● **Supplied records**
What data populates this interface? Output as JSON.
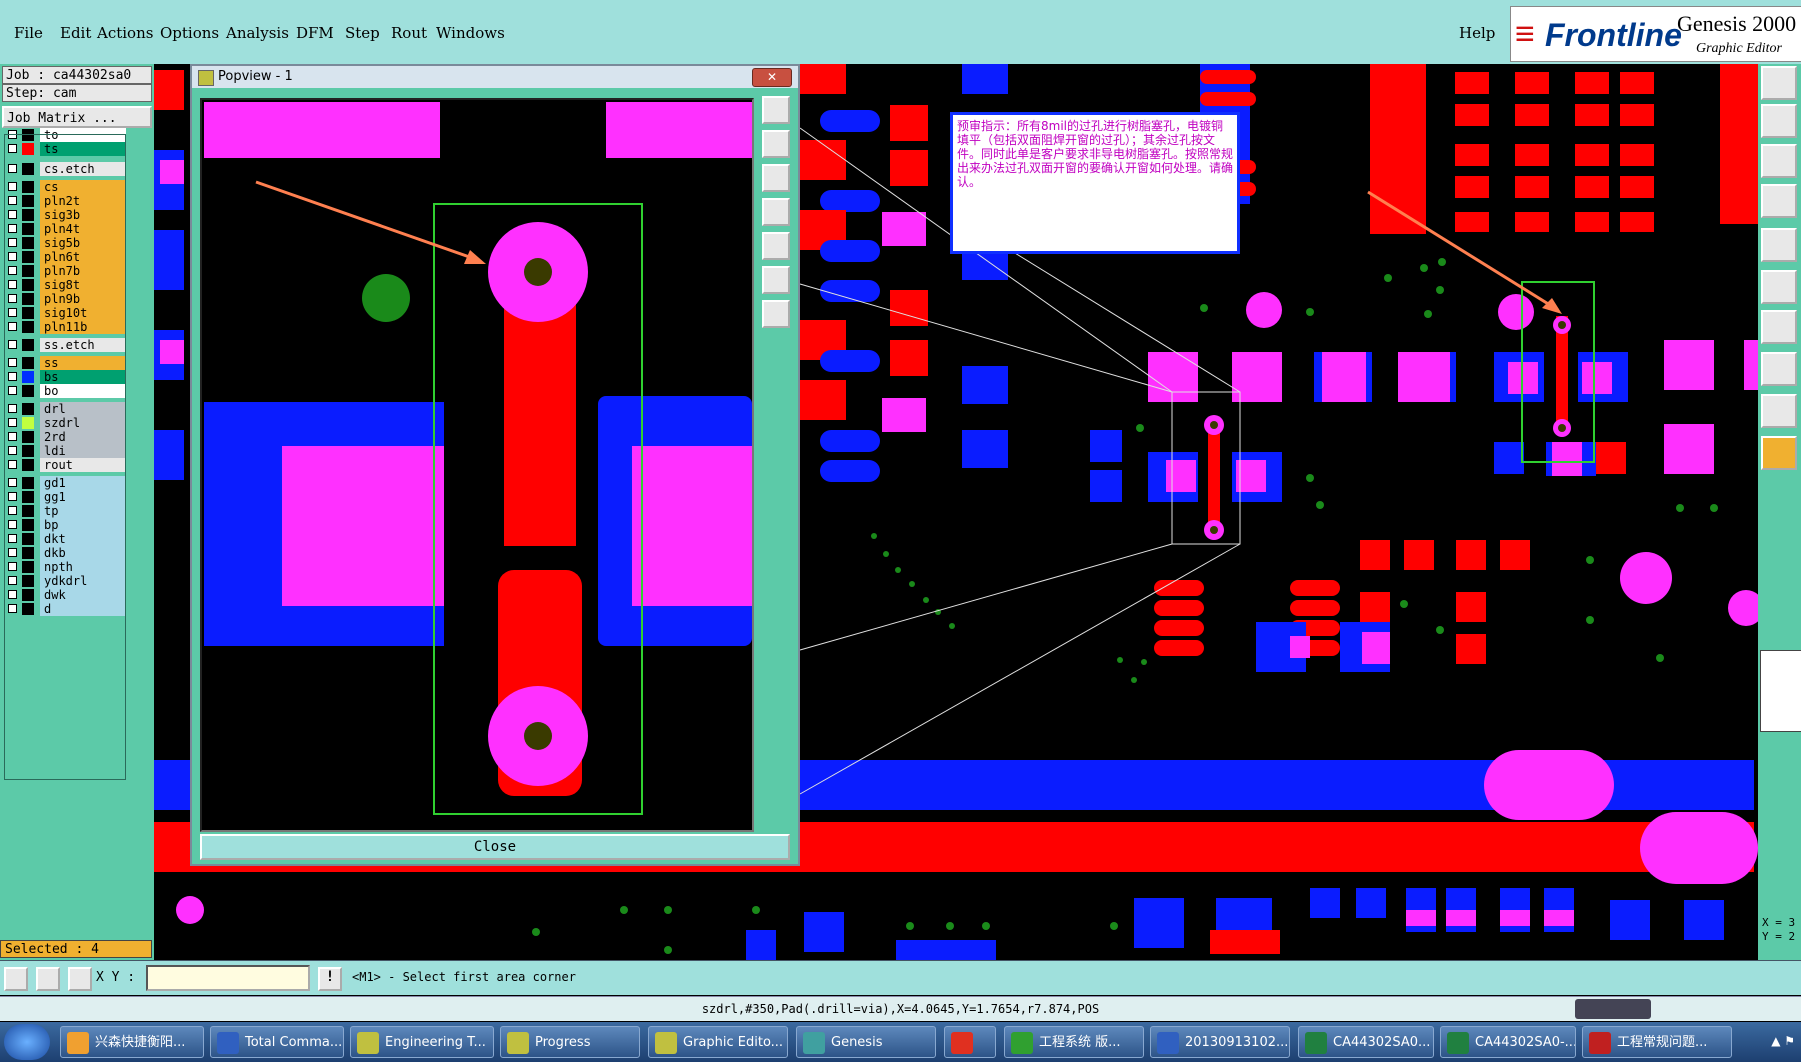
{
  "menu": {
    "items": [
      "File",
      "Edit",
      "Actions",
      "Options",
      "Analysis",
      "DFM",
      "Step",
      "Rout",
      "Windows"
    ],
    "help": "Help"
  },
  "logo": {
    "brand": "Frontline",
    "product": "Genesis 2000",
    "subtitle": "Graphic Editor"
  },
  "job": {
    "job": "Job : ca44302sa0",
    "step": "Step: cam",
    "matrix_button": "Job Matrix ..."
  },
  "layers": [
    {
      "name": "to",
      "color": "#ffffff",
      "swatch": "#000000"
    },
    {
      "name": "ts",
      "color": "#00a070",
      "swatch": "#ff0000"
    },
    {
      "name": "cs.etch",
      "color": "#e8e8e8",
      "swatch": "#000000"
    },
    {
      "name": "cs",
      "color": "#f0b030",
      "swatch": "#000000"
    },
    {
      "name": "pln2t",
      "color": "#f0b030",
      "swatch": "#000000"
    },
    {
      "name": "sig3b",
      "color": "#f0b030",
      "swatch": "#000000"
    },
    {
      "name": "pln4t",
      "color": "#f0b030",
      "swatch": "#000000"
    },
    {
      "name": "sig5b",
      "color": "#f0b030",
      "swatch": "#000000"
    },
    {
      "name": "pln6t",
      "color": "#f0b030",
      "swatch": "#000000"
    },
    {
      "name": "pln7b",
      "color": "#f0b030",
      "swatch": "#000000"
    },
    {
      "name": "sig8t",
      "color": "#f0b030",
      "swatch": "#000000"
    },
    {
      "name": "pln9b",
      "color": "#f0b030",
      "swatch": "#000000"
    },
    {
      "name": "sig10t",
      "color": "#f0b030",
      "swatch": "#000000"
    },
    {
      "name": "pln11b",
      "color": "#f0b030",
      "swatch": "#000000"
    },
    {
      "name": "ss.etch",
      "color": "#e8e8e8",
      "swatch": "#000000"
    },
    {
      "name": "ss",
      "color": "#f0b030",
      "swatch": "#000000"
    },
    {
      "name": "bs",
      "color": "#00a070",
      "swatch": "#0030ff"
    },
    {
      "name": "bo",
      "color": "#ffffff",
      "swatch": "#000000"
    },
    {
      "name": "drl",
      "color": "#b8c0c8",
      "swatch": "#000000"
    },
    {
      "name": "szdrl",
      "color": "#b8c0c8",
      "swatch": "#c0ff40"
    },
    {
      "name": "2rd",
      "color": "#b8c0c8",
      "swatch": "#000000"
    },
    {
      "name": "ldi",
      "color": "#b8c0c8",
      "swatch": "#000000"
    },
    {
      "name": "rout",
      "color": "#e8e8e8",
      "swatch": "#000000"
    },
    {
      "name": "gd1",
      "color": "#a8d8e8",
      "swatch": "#000000"
    },
    {
      "name": "gg1",
      "color": "#a8d8e8",
      "swatch": "#000000"
    },
    {
      "name": "tp",
      "color": "#a8d8e8",
      "swatch": "#000000"
    },
    {
      "name": "bp",
      "color": "#a8d8e8",
      "swatch": "#000000"
    },
    {
      "name": "dkt",
      "color": "#a8d8e8",
      "swatch": "#000000"
    },
    {
      "name": "dkb",
      "color": "#a8d8e8",
      "swatch": "#000000"
    },
    {
      "name": "npth",
      "color": "#a8d8e8",
      "swatch": "#000000"
    },
    {
      "name": "ydkdrl",
      "color": "#a8d8e8",
      "swatch": "#000000"
    },
    {
      "name": "dwk",
      "color": "#a8d8e8",
      "swatch": "#000000"
    },
    {
      "name": "d",
      "color": "#a8d8e8",
      "swatch": "#000000"
    }
  ],
  "selected": "Selected : 4",
  "popup": {
    "title": "Popview - 1",
    "close_x": "✕",
    "close_button": "Close"
  },
  "annotation": "预审指示：所有8mil的过孔进行树脂塞孔，电镀铜填平（包括双面阻焊开窗的过孔）；其余过孔按文件。同时此单是客户要求非导电树脂塞孔。按照常规出来办法过孔双面开窗的要确认开窗如何处理。请确认。",
  "command": {
    "xy_label": "X Y :",
    "xy_value": "",
    "prompt": "<M1> - Select first area corner"
  },
  "status": "szdrl,#350,Pad(.drill=via),X=4.0645,Y=1.7654,r7.874,POS",
  "coords": {
    "x": "X = 3",
    "y": "Y = 2"
  },
  "taskbar": [
    {
      "label": "兴森快捷衡阳...",
      "icon": "#f0a030"
    },
    {
      "label": "Total Comma...",
      "icon": "#3060c0"
    },
    {
      "label": "Engineering T...",
      "icon": "#c0c040"
    },
    {
      "label": "Progress",
      "icon": "#c0c040"
    },
    {
      "label": "Graphic Edito...",
      "icon": "#c0c040"
    },
    {
      "label": "Genesis",
      "icon": "#40a0a0"
    },
    {
      "label": "",
      "icon": "#e03020"
    },
    {
      "label": "工程系统  版...",
      "icon": "#30a030"
    },
    {
      "label": "20130913102...",
      "icon": "#3060c0"
    },
    {
      "label": "CA44302SA0...",
      "icon": "#208040"
    },
    {
      "label": "CA44302SA0-...",
      "icon": "#208040"
    },
    {
      "label": "工程常规问题...",
      "icon": "#c02020"
    }
  ],
  "colors": {
    "magenta": "#ff30ff",
    "red": "#ff0000",
    "blue": "#0a1cff",
    "green": "#1a8a1a",
    "accent": "#5ccaa8"
  }
}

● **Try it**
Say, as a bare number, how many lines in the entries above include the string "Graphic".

● **Answer to the problem**
2